Austria     Belgium     Brazil     Canada     Denmark     Finland     France     Germany     Hungary     Iceland     Ireland     Italy     Luxembourg     The Netherlands     Norway     Poland     Spain     Sweden     Switzerland     UK     USA     

The Ruble Rollercoaster

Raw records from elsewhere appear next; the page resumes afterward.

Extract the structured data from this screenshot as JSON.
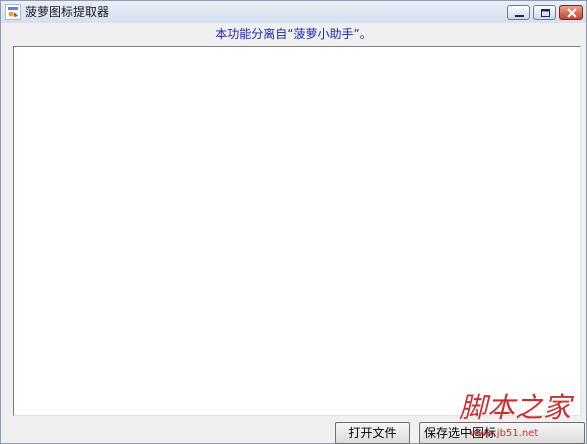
{
  "window": {
    "title": "菠萝图标提取器",
    "icon": "app-icon",
    "controls": [
      "minimize-icon",
      "maximize-icon",
      "close-icon"
    ]
  },
  "header": {
    "notice": "本功能分离自“菠萝小助手”。"
  },
  "buttons": {
    "open_file": "打开文件",
    "save_selected": "保存选中图标"
  },
  "colors": {
    "notice_text": "#1a2aa8",
    "titlebar": "#dce5f2",
    "watermark": "#c81e1e"
  },
  "watermark": {
    "site_name": "脚本之家",
    "site_url": "www.jb51.net"
  }
}
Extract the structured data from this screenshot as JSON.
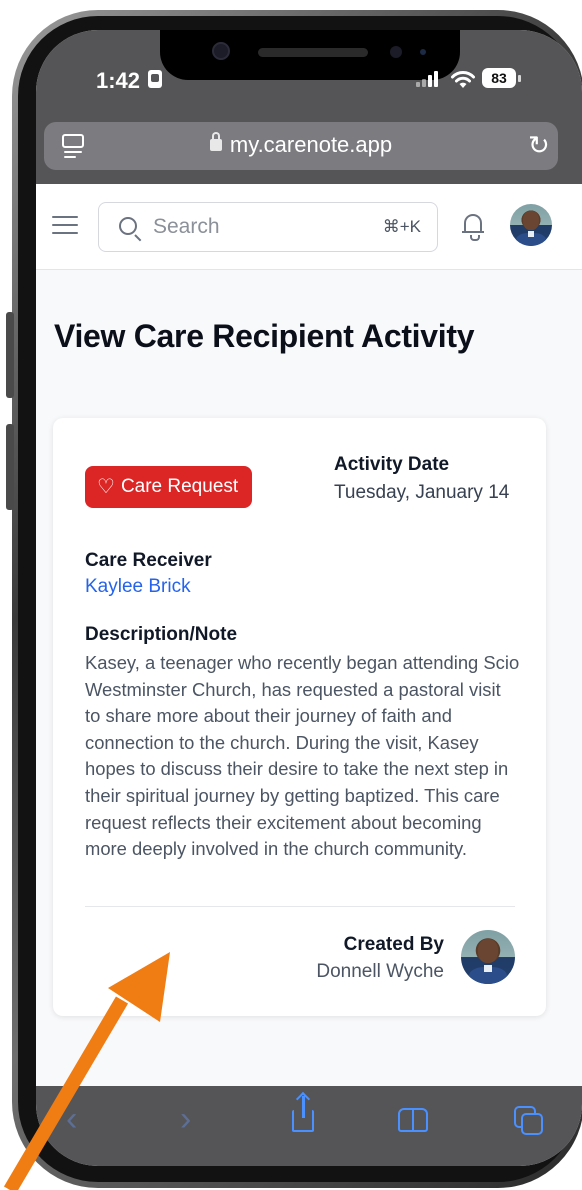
{
  "status_bar": {
    "time": "1:42",
    "battery": "83"
  },
  "browser": {
    "url": "my.carenote.app"
  },
  "header": {
    "search_placeholder": "Search",
    "shortcut": "⌘+K"
  },
  "page": {
    "title": "View Care Recipient Activity"
  },
  "activity": {
    "badge": "Care Request",
    "date_label": "Activity Date",
    "date_value": "Tuesday, January 14",
    "receiver_label": "Care Receiver",
    "receiver_name": "Kaylee Brick",
    "description_label": "Description/Note",
    "description": "Kasey, a teenager who recently began attending Scio Westminster Church, has requested a pastoral visit to share more about their journey of faith and connection to the church. During the visit, Kasey hopes to discuss their desire to take the next step in their spiritual journey by getting baptized. This care request reflects their excitement about becoming more deeply involved in the church community.",
    "created_by_label": "Created By",
    "created_by_name": "Donnell Wyche"
  },
  "icons": {
    "heart": "♡",
    "back": "‹",
    "forward": "›",
    "wifi": "wifi-icon",
    "reload": "↻"
  },
  "colors": {
    "badge": "#dc2626",
    "link": "#2563eb",
    "arrow": "#f07c14",
    "browser_chrome": "#555557"
  }
}
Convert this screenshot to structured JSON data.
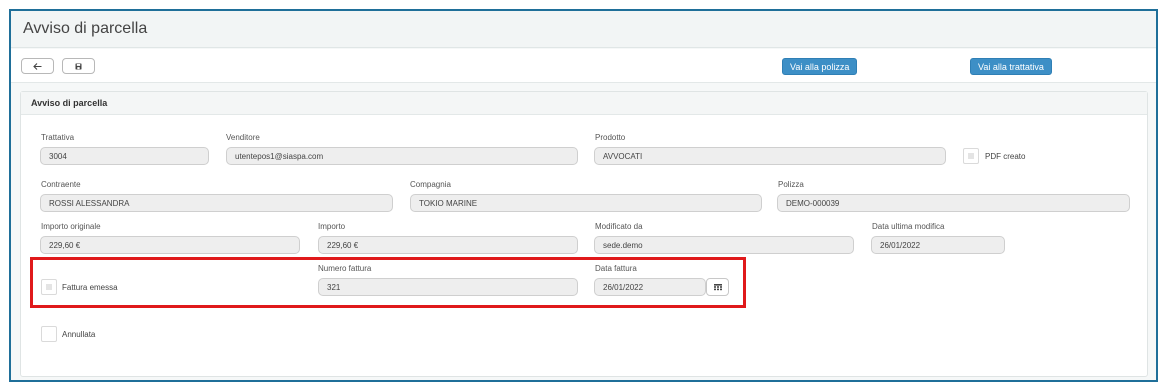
{
  "header": {
    "title": "Avviso di parcella"
  },
  "toolbar": {
    "back_icon": "arrow-left-icon",
    "save_icon": "save-icon",
    "goto_policy_label": "Vai alla polizza",
    "goto_deal_label": "Vai alla trattativa",
    "button_color": "#3d8fc6"
  },
  "panel": {
    "title": "Avviso di parcella",
    "fields": {
      "trattativa": {
        "label": "Trattativa",
        "value": "3004"
      },
      "venditore": {
        "label": "Venditore",
        "value": "utentepos1@siaspa.com"
      },
      "prodotto": {
        "label": "Prodotto",
        "value": "AVVOCATI"
      },
      "pdf_creato": {
        "label": "PDF creato",
        "checked": false
      },
      "contraente": {
        "label": "Contraente",
        "value": "ROSSI ALESSANDRA"
      },
      "compagnia": {
        "label": "Compagnia",
        "value": "TOKIO MARINE"
      },
      "polizza": {
        "label": "Polizza",
        "value": "DEMO-000039"
      },
      "importo_originale": {
        "label": "Importo originale",
        "value": "229,60 €"
      },
      "importo": {
        "label": "Importo",
        "value": "229,60 €"
      },
      "modificato_da": {
        "label": "Modificato da",
        "value": "sede.demo"
      },
      "data_ultima_modifica": {
        "label": "Data ultima modifica",
        "value": "26/01/2022"
      },
      "fattura_emessa": {
        "label": "Fattura emessa",
        "checked": false
      },
      "numero_fattura": {
        "label": "Numero fattura",
        "value": "321"
      },
      "data_fattura": {
        "label": "Data fattura",
        "value": "26/01/2022"
      },
      "annullata": {
        "label": "Annullata",
        "checked": false
      }
    }
  },
  "highlight_color": "#e0191b"
}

Not all macroeconomic forces affect consumers equally. When governments raise interest rates, for example, it has massive impacts on the economy, but it often takes some time for there to be a trickle-down effect on most consumers. Moreover, ordinary people will not likely feel too much of a direct impact of raised interest rates unless they are trying to buy a house or finance a car. Currency valuations, on the other hand, tend to have a much more direct impact on the average person. This is especially true in European countries that do not use the Euro, where changes in the value of a nation’s currency drastically affect the average person’s purchasing power. Even if their currency is different, much of their goods are services come from the Eurozone. That is why experts say that average Russians will bear much of the brunt of global sanctions; although there were many news stories about countries repossessing the yachts of different oligarchs, everyday Russians will suffer the most in the coming years.

Up and down and up and down

In the weeks following Russia’s invasion of Ukraine, the ruble’s value fell by 40%, a record low. In response, Russia’s central bank decided that desperate times called for desperate measures. Primarily, they raise the country’s key interest rate from 9.5% to 20%. According to the ban, this increase was “designed to offset increased risk of ruble depreciation and inflation”. The bank also said it would be freeing 733 billion rubles (8.78 billion USD) in local bank reserves to boost liquidity. The Moscow Stock Exchange had been closed since February 25, but it reopened in late March with heavy conditions on who could buy and sell (economists feared too many large entities would try to offload every asset). The other main market “manipulation” was the government’s decision to restrict its citizens from transferring money abroad. Because people are being prevented from unloading rubles, that is artificially propping up the value. But according to people like US Secretary of State Antony Blinken, these government manipulations are not sustainable.

Sustainable or not, these measures were largely effective. Much to the surprise of experts, who predicted that the ruble would continue to fall, the currency has largely recovered, largely undoing the losses it suffered due to the war and worldwide sanctions. But top economic minds have a strong feeling about why that is: oil. Russia’s most effective method of keeping its currency afloat has been by demanding payments for its considerable oil and gas exports in rubles. While most European leaders have rejected this request and continue to pay in either euros or dollars, other countries have jumped at the opportunity to get cheap energy. India, for example, has dramatically increased its Russian oil imports, and has indicated that it will continue to buy discounted barrels.

Waiting for the drop

No one knows how long Russia can keep this going. Many countries are sending diplomatic teams to India to convince them to discontinue their Russian oil imports. The central bank has cut interest rates down to 17%, and within a few hours, the ruble fell by 5%, erasing some of the currency’s recovery. The only thing certain is that Russia cannot keep these measures in place forever, and the countries imposing sanctions are counting on it. The ruble, like the buck, has got to stop somewhere.